Have you ever gone to a concert and been completely floored by the light show? Believe it or not, it was all intentional and run with a DMX controller. Live concert budgets often have a huge chunk reserved for lighting, but you don’t need a major budget to create a great and effective light show. DMX controllers can be intimidating and a bit confusing at first, but they really are not that hard to maneuver through — with just a little practice, you can get a great custom light show going! This series of posts will go over some basic features of a DMX controller and hooking up and using a DMX-capable lighting fixture.
What is DMX?
DMX (or DMX512) stands for Digital Multiplex and is a data protocol that is used to control and utilize the many features of DMX-capable lighting fixtures. DMX512 gives you 512 DMX channels (which equal one universe) that can be divided up depending on how many lights will be used and how many channels the light will need. All DMX controllers big or small will have at least one output with varying amounts of channels depending on how many lights the controller can handle.
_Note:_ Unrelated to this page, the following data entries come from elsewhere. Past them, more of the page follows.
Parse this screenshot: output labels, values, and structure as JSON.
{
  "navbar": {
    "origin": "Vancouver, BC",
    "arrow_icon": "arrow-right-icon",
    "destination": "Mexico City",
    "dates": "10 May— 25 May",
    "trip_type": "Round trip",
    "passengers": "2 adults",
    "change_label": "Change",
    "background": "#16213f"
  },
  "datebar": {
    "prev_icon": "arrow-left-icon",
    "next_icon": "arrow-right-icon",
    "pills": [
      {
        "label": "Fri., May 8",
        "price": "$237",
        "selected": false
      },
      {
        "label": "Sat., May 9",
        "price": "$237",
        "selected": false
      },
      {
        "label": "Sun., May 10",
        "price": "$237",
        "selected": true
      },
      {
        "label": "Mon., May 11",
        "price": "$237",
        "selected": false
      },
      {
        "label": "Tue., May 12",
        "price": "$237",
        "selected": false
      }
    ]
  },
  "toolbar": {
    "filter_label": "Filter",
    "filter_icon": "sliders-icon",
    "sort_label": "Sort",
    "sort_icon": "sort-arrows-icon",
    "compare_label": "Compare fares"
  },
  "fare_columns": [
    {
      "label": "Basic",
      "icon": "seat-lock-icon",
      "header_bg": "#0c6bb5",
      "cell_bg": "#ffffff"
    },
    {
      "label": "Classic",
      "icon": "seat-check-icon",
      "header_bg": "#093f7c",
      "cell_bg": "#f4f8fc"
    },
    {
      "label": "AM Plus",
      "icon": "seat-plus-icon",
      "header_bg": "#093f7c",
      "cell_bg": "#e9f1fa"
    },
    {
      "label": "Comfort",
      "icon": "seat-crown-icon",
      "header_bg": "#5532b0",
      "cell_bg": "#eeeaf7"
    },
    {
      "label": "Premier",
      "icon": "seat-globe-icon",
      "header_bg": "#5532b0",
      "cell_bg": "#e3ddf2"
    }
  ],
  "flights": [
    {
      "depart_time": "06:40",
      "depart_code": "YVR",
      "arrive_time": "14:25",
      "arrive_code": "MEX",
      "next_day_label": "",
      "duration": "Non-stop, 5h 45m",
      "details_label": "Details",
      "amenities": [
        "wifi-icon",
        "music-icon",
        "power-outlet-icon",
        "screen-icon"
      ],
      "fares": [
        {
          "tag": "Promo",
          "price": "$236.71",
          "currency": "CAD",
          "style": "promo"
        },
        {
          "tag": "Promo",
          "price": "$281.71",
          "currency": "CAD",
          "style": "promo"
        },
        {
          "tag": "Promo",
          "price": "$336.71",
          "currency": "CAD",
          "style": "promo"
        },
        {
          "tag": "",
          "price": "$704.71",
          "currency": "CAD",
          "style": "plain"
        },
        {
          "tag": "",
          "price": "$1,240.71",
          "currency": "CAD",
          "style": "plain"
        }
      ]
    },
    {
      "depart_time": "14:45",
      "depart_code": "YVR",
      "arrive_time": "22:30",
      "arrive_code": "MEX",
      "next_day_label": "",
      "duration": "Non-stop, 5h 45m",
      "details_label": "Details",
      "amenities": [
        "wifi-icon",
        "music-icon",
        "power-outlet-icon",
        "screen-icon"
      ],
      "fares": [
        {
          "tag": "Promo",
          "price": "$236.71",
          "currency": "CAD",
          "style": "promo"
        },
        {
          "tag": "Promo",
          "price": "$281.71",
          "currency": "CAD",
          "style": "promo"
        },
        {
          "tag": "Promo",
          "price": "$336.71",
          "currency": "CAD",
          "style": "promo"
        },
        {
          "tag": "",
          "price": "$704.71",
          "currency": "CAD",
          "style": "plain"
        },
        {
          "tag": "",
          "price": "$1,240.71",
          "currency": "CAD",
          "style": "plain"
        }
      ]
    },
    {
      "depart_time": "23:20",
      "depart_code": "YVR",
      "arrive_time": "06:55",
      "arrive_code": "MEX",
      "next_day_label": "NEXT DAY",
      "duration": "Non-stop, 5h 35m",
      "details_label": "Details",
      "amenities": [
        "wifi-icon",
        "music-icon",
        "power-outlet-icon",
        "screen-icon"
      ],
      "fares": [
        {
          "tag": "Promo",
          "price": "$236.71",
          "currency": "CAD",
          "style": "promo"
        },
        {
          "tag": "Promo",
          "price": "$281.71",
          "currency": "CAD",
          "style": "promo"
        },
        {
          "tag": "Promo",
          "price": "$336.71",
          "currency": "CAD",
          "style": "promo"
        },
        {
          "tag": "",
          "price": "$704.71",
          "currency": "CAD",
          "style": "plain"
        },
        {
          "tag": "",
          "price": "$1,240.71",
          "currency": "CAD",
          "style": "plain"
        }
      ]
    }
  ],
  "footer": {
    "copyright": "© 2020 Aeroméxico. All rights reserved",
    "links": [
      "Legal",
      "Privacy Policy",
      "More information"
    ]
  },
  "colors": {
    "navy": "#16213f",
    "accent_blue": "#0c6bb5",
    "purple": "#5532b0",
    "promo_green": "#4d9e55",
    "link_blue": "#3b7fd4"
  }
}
There are different types of DMX controllers, but for now I will focus on the ADJ DMX Controller 384, because its layout is very common among simple DMX controllers available. This controller has a 3-pin output connector that looks exactly like a XLR output. Please note you should not use XLRs when linking lights up, only the appropriate DMX cable.
First lets cover the Lighting Fixture Section. There are 12 buttons that can be used to select each fixture assigned to them. With this particular controller, each button has 32 channels that can be controlled with the faders next to this section, which we will cover in a bit. In order to assign each light fixture to each button one-to-one, you need to address the light to a specific DMX channel. For example, the first light would be assigned to DMX Channel 001. This would allow that fixture to be controlled when the button 1 is engaged.
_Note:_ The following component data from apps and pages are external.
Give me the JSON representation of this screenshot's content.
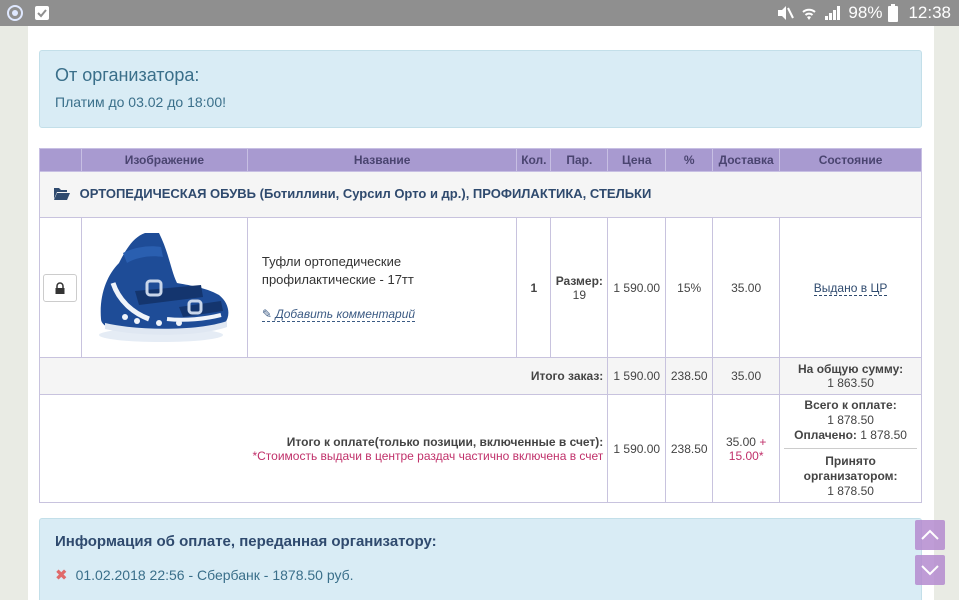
{
  "status_bar": {
    "battery": "98%",
    "time": "12:38"
  },
  "organizer": {
    "title": "От организатора:",
    "text": "Платим до 03.02 до 18:00!"
  },
  "table": {
    "headers": [
      "",
      "Изображение",
      "Название",
      "Кол.",
      "Пар.",
      "Цена",
      "%",
      "Доставка",
      "Состояние"
    ],
    "category": "ОРТОПЕДИЧЕСКАЯ ОБУВЬ (Ботиллини, Сурсил Орто и др.), ПРОФИЛАКТИКА, СТЕЛЬКИ",
    "item": {
      "name": "Туфли ортопедические профилактические - 17тт",
      "add_comment": "Добавить комментарий",
      "qty": "1",
      "param_label": "Размер:",
      "param_value": "19",
      "price": "1 590.00",
      "percent": "15%",
      "delivery": "35.00",
      "status": "Выдано в ЦР"
    },
    "order_total": {
      "label": "Итого заказ:",
      "price": "1 590.00",
      "percent": "238.50",
      "delivery": "35.00",
      "summary_label": "На общую сумму:",
      "summary_value": "1 863.50"
    },
    "pay_total": {
      "label": "Итого к оплате(только позиции, включенные в счет):",
      "note": "*Стоимость выдачи в центре раздач частично включена в счет",
      "price": "1 590.00",
      "percent": "238.50",
      "delivery": "35.00",
      "delivery_extra": "+ 15.00*",
      "due_label": "Всего к оплате:",
      "due_value": "1 878.50",
      "paid_label": "Оплачено:",
      "paid_value": "1 878.50",
      "accepted_label": "Принято организатором:",
      "accepted_value": "1 878.50"
    }
  },
  "payment_info": {
    "title": "Информация об оплате, переданная организатору:",
    "items": [
      "01.02.2018 22:56 - Сбербанк - 1878.50 руб."
    ]
  },
  "colors": {
    "header_bg": "#a89ad0",
    "info_bg": "#d9ecf5",
    "accent_red": "#c0306a",
    "scroll_btn": "#b58bd0"
  }
}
Your Light Fixture
Next let’s talk about the light fixture, which in this case is the Chauvet DJ SlimPAR 56 LED. This light has two different DMX Modes, 3-Channel and 7-Channel. This can be adjusted and changed on the back of the fixture. There are three buttons: Menu, Up/Down, and Enter. Press the menu button until you see 3 – CH, and then 7 – CH. for this example we’re going to use the 3 – CH. Then by pressing enter, you get to the DMX channel assigning section. Since this is the first fixture, it would be assigned to DMX Channel 001 which, on this fixture, is displayed as d 001.
Now lets talk about the Fader Section. There are 8 faders that are used to increase and decrease the values of the channels set for the fixture. This controller has 32 channels that you can toggle with the channel bank switch right next to the faders. Each fader has a different function, especially when the light has multiple channels and can trigger many effects like strobes and macros.
Since we selected the 3-channel mode, only the first 3 faders will work as the dimmers (controls the Value from off, 0% to on 100% depending on what that channel is supposed to do). For this specific light, on the 3-channel DMX mode, the first fader is the red dimmer, 2nd fader is the green dimmer and the 3rd fader is the blue dimmer. When all the faders are up, it creates a white color.
This is just scratching the surface on what you can do with DMX and DMX controllers. They are a great way to make your show pop and keep the audience wanting more. In the next post we’ll be covering the other half of the controller and how to make scenes and cues, and linking multiple lights together.